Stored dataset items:
▬▬▬▬▬▬▬▬▬▬
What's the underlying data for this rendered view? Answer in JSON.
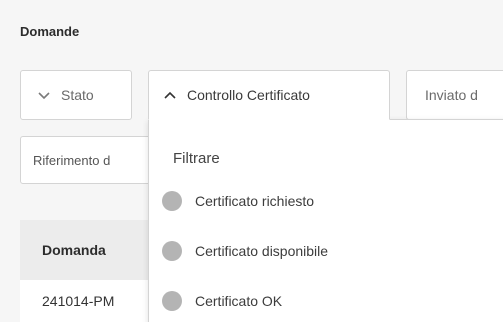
{
  "section": {
    "title": "Domande"
  },
  "filters": {
    "stato": "Stato",
    "controllo_certificato": "Controllo Certificato",
    "inviato": "Inviato d"
  },
  "search": {
    "value": "Riferimento d"
  },
  "table": {
    "header": "Domanda",
    "rows": [
      "241014-PM"
    ]
  },
  "dropdown": {
    "title": "Filtrare",
    "options": [
      {
        "label": "Certificato richiesto",
        "color": "#b4b4b4"
      },
      {
        "label": "Certificato disponibile",
        "color": "#b4b4b4"
      },
      {
        "label": "Certificato OK",
        "color": "#b4b4b4"
      }
    ]
  }
}
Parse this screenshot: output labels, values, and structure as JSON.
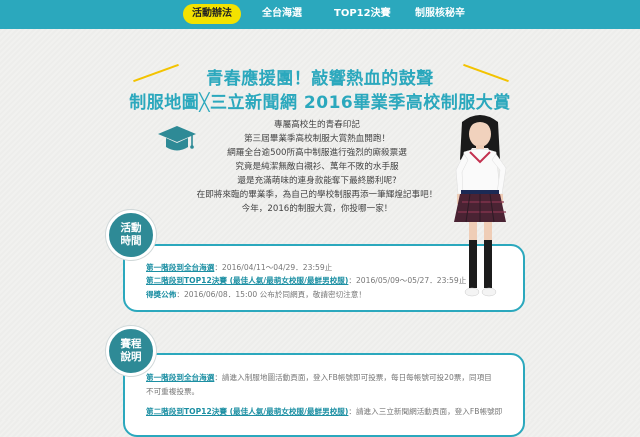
{
  "nav": {
    "items": [
      {
        "label": "活動辦法",
        "active": true
      },
      {
        "label": "全台海選",
        "active": false
      },
      {
        "label": "TOP12決賽",
        "active": false
      },
      {
        "label": "制服核秘辛",
        "active": false
      }
    ],
    "bar_color": "#2ba8bd",
    "active_color": "#f3e200"
  },
  "header": {
    "line1": "青春應援團！敲響熱血的鼓聲",
    "line2": "制服地圖╳三立新聞網 2016畢業季高校制服大賞"
  },
  "intro": [
    "專屬高校生的青春印記",
    "第三屆畢業季高校制服大賞熱血開跑！",
    "網羅全台逾500所高中制服進行強烈的廝殺票選",
    "究竟是純潔無敵白襯衫、萬年不敗的水手服",
    "還是充滿萌味的連身款能奪下最終勝利呢?",
    "在即將來臨的畢業季，為自己的學校制服再添一筆輝煌記事吧！",
    "今年，2016的制服大賞，你投哪一家！"
  ],
  "schedule": {
    "badge": "活動\n時間",
    "rows": [
      {
        "label": "第一階段到全台海選",
        "text": "：2016/04/11～04/29．23:59止"
      },
      {
        "label": "第二階段到TOP12決賽 (最佳人氣/最萌女校服/最鮮男校服)",
        "text": "：2016/05/09～05/27．23:59止"
      },
      {
        "label": "得獎公佈",
        "text": "：2016/06/08．15:00 公布於同網頁，敬請密切注意！"
      }
    ]
  },
  "rules": {
    "badge": "賽程\n說明",
    "rows": [
      {
        "label": "第一階段到全台海選",
        "text": "：請進入制服地圖活動頁面，登入FB帳號即可投票，每日每帳號可投20票，同項目"
      },
      {
        "label": "",
        "text": "不可重複投票。"
      },
      {
        "label": "第二階段到TOP12決賽 (最佳人氣/最萌女校服/最鮮男校服)",
        "text": "：請進入三立新聞網活動頁面，登入FB帳號即"
      }
    ]
  },
  "icons": {
    "graduation": "graduation-cap-icon"
  }
}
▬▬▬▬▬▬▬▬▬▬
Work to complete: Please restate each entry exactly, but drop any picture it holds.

Result for this exercise:
What's the underlying data for this rendered view? Answer in JSON.
{
  "section": {
    "title": "Domande"
  },
  "filters": {
    "stato": "Stato",
    "controllo_certificato": "Controllo Certificato",
    "inviato": "Inviato d"
  },
  "search": {
    "value": "Riferimento d"
  },
  "table": {
    "header": "Domanda",
    "rows": [
      "241014-PM"
    ]
  },
  "dropdown": {
    "title": "Filtrare",
    "options": [
      {
        "label": "Certificato richiesto",
        "color": "#b4b4b4"
      },
      {
        "label": "Certificato disponibile",
        "color": "#b4b4b4"
      },
      {
        "label": "Certificato OK",
        "color": "#b4b4b4"
      }
    ]
  }
}
Parse this screenshot: output labels, values, and structure as JSON.
{
  "nav": {
    "items": [
      {
        "label": "活動辦法",
        "active": true
      },
      {
        "label": "全台海選",
        "active": false
      },
      {
        "label": "TOP12決賽",
        "active": false
      },
      {
        "label": "制服核秘辛",
        "active": false
      }
    ],
    "bar_color": "#2ba8bd",
    "active_color": "#f3e200"
  },
  "header": {
    "line1": "青春應援團！敲響熱血的鼓聲",
    "line2": "制服地圖╳三立新聞網 2016畢業季高校制服大賞"
  },
  "intro": [
    "專屬高校生的青春印記",
    "第三屆畢業季高校制服大賞熱血開跑！",
    "網羅全台逾500所高中制服進行強烈的廝殺票選",
    "究竟是純潔無敵白襯衫、萬年不敗的水手服",
    "還是充滿萌味的連身款能奪下最終勝利呢?",
    "在即將來臨的畢業季，為自己的學校制服再添一筆輝煌記事吧！",
    "今年，2016的制服大賞，你投哪一家！"
  ],
  "schedule": {
    "badge": "活動\n時間",
    "rows": [
      {
        "label": "第一階段到全台海選",
        "text": "：2016/04/11～04/29．23:59止"
      },
      {
        "label": "第二階段到TOP12決賽 (最佳人氣/最萌女校服/最鮮男校服)",
        "text": "：2016/05/09～05/27．23:59止"
      },
      {
        "label": "得獎公佈",
        "text": "：2016/06/08．15:00 公布於同網頁，敬請密切注意！"
      }
    ]
  },
  "rules": {
    "badge": "賽程\n說明",
    "rows": [
      {
        "label": "第一階段到全台海選",
        "text": "：請進入制服地圖活動頁面，登入FB帳號即可投票，每日每帳號可投20票，同項目"
      },
      {
        "label": "",
        "text": "不可重複投票。"
      },
      {
        "label": "第二階段到TOP12決賽 (最佳人氣/最萌女校服/最鮮男校服)",
        "text": "：請進入三立新聞網活動頁面，登入FB帳號即"
      }
    ]
  },
  "icons": {
    "graduation": "graduation-cap-icon"
  }
}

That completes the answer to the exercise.